What the task requires => How many of the lines below hold "VŠCHT"? Only the number, please.

Data =>
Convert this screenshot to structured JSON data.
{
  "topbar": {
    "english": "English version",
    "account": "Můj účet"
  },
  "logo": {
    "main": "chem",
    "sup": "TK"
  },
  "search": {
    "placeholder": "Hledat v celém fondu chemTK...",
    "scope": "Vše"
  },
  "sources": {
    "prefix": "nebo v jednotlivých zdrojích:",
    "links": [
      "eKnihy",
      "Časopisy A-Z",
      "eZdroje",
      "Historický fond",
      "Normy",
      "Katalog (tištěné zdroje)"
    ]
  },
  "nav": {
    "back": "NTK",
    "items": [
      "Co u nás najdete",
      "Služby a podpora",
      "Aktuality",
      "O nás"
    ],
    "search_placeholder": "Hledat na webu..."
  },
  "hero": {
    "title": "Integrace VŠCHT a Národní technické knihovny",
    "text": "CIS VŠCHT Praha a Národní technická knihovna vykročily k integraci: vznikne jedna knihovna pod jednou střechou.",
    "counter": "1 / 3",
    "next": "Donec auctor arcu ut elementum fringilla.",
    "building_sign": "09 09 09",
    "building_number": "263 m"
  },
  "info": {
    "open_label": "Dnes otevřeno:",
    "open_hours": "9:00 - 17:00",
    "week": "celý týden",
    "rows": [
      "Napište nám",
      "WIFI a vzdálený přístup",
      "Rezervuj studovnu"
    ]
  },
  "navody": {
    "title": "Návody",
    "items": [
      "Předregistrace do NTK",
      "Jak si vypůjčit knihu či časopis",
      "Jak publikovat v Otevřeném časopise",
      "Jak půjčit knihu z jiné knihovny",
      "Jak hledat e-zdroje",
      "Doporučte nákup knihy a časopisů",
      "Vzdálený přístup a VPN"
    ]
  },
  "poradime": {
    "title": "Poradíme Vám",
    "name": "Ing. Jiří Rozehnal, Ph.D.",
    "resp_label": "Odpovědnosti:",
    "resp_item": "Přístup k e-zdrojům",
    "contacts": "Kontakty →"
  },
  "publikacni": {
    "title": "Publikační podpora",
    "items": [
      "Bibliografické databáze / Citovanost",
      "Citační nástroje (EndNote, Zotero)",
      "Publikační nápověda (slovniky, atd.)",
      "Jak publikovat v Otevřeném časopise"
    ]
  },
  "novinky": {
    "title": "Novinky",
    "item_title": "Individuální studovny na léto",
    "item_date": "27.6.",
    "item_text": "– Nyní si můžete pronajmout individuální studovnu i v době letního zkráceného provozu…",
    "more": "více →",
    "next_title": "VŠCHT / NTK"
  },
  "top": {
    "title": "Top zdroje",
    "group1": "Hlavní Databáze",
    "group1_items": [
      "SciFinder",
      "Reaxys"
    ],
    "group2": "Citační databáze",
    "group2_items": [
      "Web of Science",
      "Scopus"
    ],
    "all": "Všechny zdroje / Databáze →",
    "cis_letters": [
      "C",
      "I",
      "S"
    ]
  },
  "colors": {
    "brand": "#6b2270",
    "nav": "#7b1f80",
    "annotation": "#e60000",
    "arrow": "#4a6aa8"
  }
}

Output for this exercise => 3